An Iranian diplomat is facing child abuse allegations in Brasilia after angry parents at a local swimming pool accused him of fondling girls between the ages of 9 and 15.
The diplomat was arrested by Brazilian police at the weekend shortly after the incident but his diplomatic immunity secured his immediate release.
The diplomat who has remained unnamed by the police rejected the accusations. The swimming pool officials, however, named him Hekmatollah Ghorbani, according to a press report.
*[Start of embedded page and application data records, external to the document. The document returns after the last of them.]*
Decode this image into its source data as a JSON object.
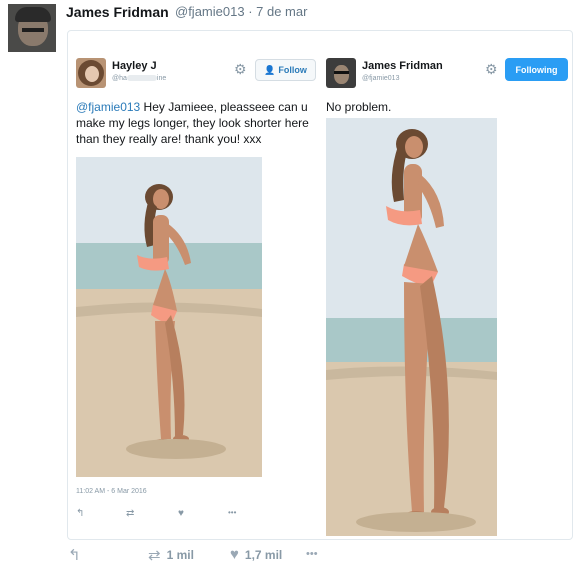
{
  "tweet": {
    "author_name": "James Fridman",
    "author_handle": "@fjamie013",
    "date": "· 7 de mar",
    "avatar_icon": "user-avatar"
  },
  "left_post": {
    "name": "Hayley J",
    "handle_prefix": "@ha",
    "handle_suffix": "ine",
    "follow_label": "Follow",
    "mention": "@fjamie013",
    "text": " Hey Jamieee, pleasseee can u make my legs longer, they look shorter here than they really are! thank you! xxx",
    "timestamp": "11:02 AM - 6 Mar 2016",
    "actions": {
      "reply": "↰",
      "retweet": "⇄",
      "like": "♥",
      "more": "•••"
    }
  },
  "right_post": {
    "name": "James Fridman",
    "handle": "@fjamie013",
    "following_label": "Following",
    "text": "No problem."
  },
  "footer": {
    "reply_icon": "↰",
    "retweet_icon": "⇄",
    "retweet_count": "1 mil",
    "like_icon": "♥",
    "like_count": "1,7 mil",
    "more_icon": "•••"
  },
  "colors": {
    "accent": "#2a9df4",
    "link": "#2b7bb9",
    "muted": "#8899a6"
  }
}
It is unclear whether he has left Brazil.
The Brazilian foreign minister, Antonio Patriota, reacted to the news by describing the allegations as “unacceptable” and “very disturbing”.
“These are allegations that we consider very disturbing, and I personally consider it unacceptable if a Brazilian diplomat behave this way in any country,” the minister said at a news conference, according to the translation of a report published on folha.com.
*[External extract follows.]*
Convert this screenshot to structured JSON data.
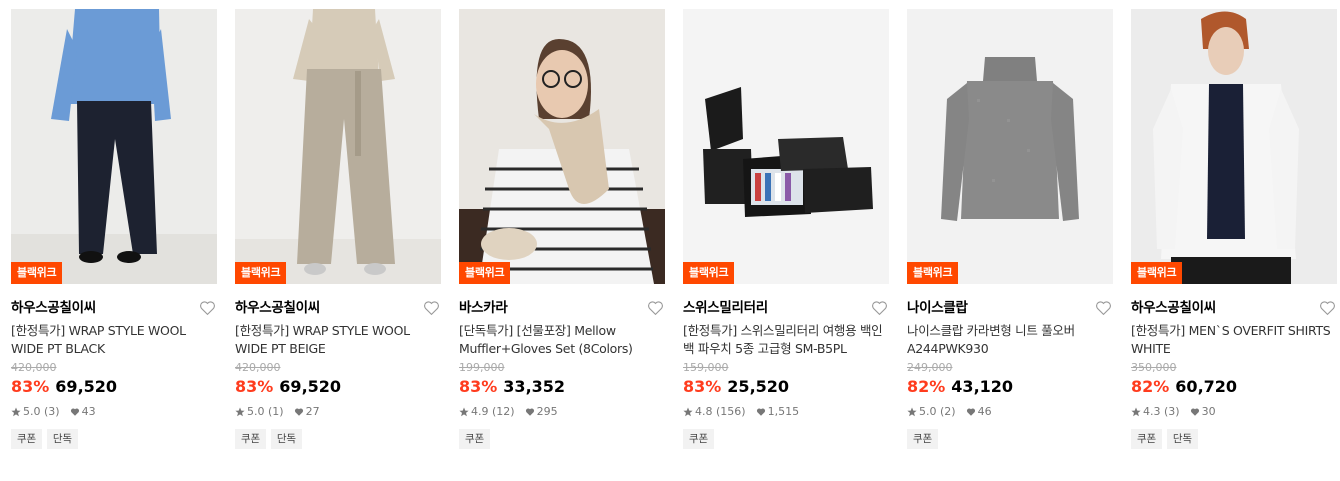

The Iranian embassy in Brazil rebutted the accusations, saying: “The accusation leveled against the Iranian diplomat is only a misunderstanding arising from differences in cultural attitudes.”
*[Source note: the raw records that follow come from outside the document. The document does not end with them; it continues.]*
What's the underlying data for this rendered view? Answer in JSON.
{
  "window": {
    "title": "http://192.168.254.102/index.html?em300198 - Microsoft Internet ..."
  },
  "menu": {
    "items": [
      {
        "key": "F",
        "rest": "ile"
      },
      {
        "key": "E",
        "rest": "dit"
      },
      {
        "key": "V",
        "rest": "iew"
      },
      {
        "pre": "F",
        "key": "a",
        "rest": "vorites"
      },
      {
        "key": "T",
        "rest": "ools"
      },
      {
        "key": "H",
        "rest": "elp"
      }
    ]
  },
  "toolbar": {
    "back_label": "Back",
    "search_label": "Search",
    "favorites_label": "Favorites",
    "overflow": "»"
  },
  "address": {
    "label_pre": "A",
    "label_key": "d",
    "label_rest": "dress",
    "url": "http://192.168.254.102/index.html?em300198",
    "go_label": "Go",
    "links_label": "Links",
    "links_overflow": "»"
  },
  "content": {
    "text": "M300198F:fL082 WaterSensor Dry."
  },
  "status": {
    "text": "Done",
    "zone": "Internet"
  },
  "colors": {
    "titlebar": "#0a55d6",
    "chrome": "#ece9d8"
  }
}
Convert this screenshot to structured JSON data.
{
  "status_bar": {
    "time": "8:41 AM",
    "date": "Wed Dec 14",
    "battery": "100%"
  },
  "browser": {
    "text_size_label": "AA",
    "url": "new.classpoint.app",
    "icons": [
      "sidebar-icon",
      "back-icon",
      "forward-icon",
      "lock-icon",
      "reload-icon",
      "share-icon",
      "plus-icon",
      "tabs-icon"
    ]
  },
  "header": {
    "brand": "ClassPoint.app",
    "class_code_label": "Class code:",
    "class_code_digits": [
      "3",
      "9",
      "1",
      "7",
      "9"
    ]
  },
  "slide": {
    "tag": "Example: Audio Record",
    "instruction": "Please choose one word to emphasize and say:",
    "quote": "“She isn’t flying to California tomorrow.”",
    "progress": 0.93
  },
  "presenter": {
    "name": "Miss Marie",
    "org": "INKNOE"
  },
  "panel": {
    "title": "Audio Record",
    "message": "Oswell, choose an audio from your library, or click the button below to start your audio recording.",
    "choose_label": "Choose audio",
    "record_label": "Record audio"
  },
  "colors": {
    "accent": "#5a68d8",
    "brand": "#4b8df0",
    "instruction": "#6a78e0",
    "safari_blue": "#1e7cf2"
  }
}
Iran’s foreign ministry spokesman said on Thursday that the allegations were “unfounded” and “untrue”, the semi-official Fars news agency reported.
As the incident came into light, it tirggered a row on Twitter, with many Iranian users sharing news about the diplomat. One user said:
Iran diplomat in Brazil scandal – the funny part is “cultural miss-understanding” bbc.co.uk/news/world-lat…
— Fatima Alkaabi (@FatimAlkaabi) April 20, 2012
Another user said:
Iran diplomat in Brazil scandal: Brazil says it will ask Iran for an explanation after an Iranian diplomat was a… bit.ly/JbRhDa
— Peter Tork (@huffingtontimes) April 20, 2012
And a user predicted more consequences:
— selmo (@bobpulga) April 18, 2012
• Follow me on Twitter: @SaeedKD
[Iranian flag photo via Paul Cowan / Shutterstock]
Trump Jr. and McGahn didn’t testify before the Mueller grand jury — and a federal judge wants to know why
During the Russia investigation, former special counsel Robert Mueller sought testimony from a long list of people. But according to a court filing on Sunday, two people who Mueller did not force to testify before a grand jury were Donald Trump Jr. and former White House Counsel Don McGahn. And U.S. District Judge Beryl Howell wants to know why.
The court filing on Sunday, according to The Week, was in response to a ruling Howell made on Thursday — when Howell asserted that the U.S. Department of Justice (DOJ) was withholding too much information from the House Judiciary Committee, chaired by Rep. Jerry Nadler of New York. The House Judiciary Committee, The Week’s Peter Weber reports, has been “wrangling” with DOJ over the evidence that Mueller obtained during his lengthy investigation.
James Byrd, Jr., John William King, and the history of American lynching
In February, 1999, John William King – who was executed in Huntsville, Texas on April 24, 2019 –became the first white man in modern Texas history to be sentenced to death for killing a black person. How that black person, James Byrd, Jr., died was no mystery. Three self-proclaimed white supremacists had drawn up a plan to start a race war while they were in prison. These men chained Byrd to the back of their pickup truck and dragged him for a mile and half until his head and right arm were torn from his body by a concrete culvert on Huff Creek Road in Jasper County.
Have we become too paranoid about mass shootings?
Many Americans worry about when – not if – another mass shooting will occur, and a Gallup poll from September found that nearly half of Americans fear being a victim of one of these attacks.
After the film “Joker” was released, you could see these fears play out.
Many announced they wouldn’t see it in theaters. The film’s deranged main character, they said, would inspire people like the Aurora shooter, who, in 2012, killed 12 people and wounded 70 others during a screening of “Dark Knight Rises.”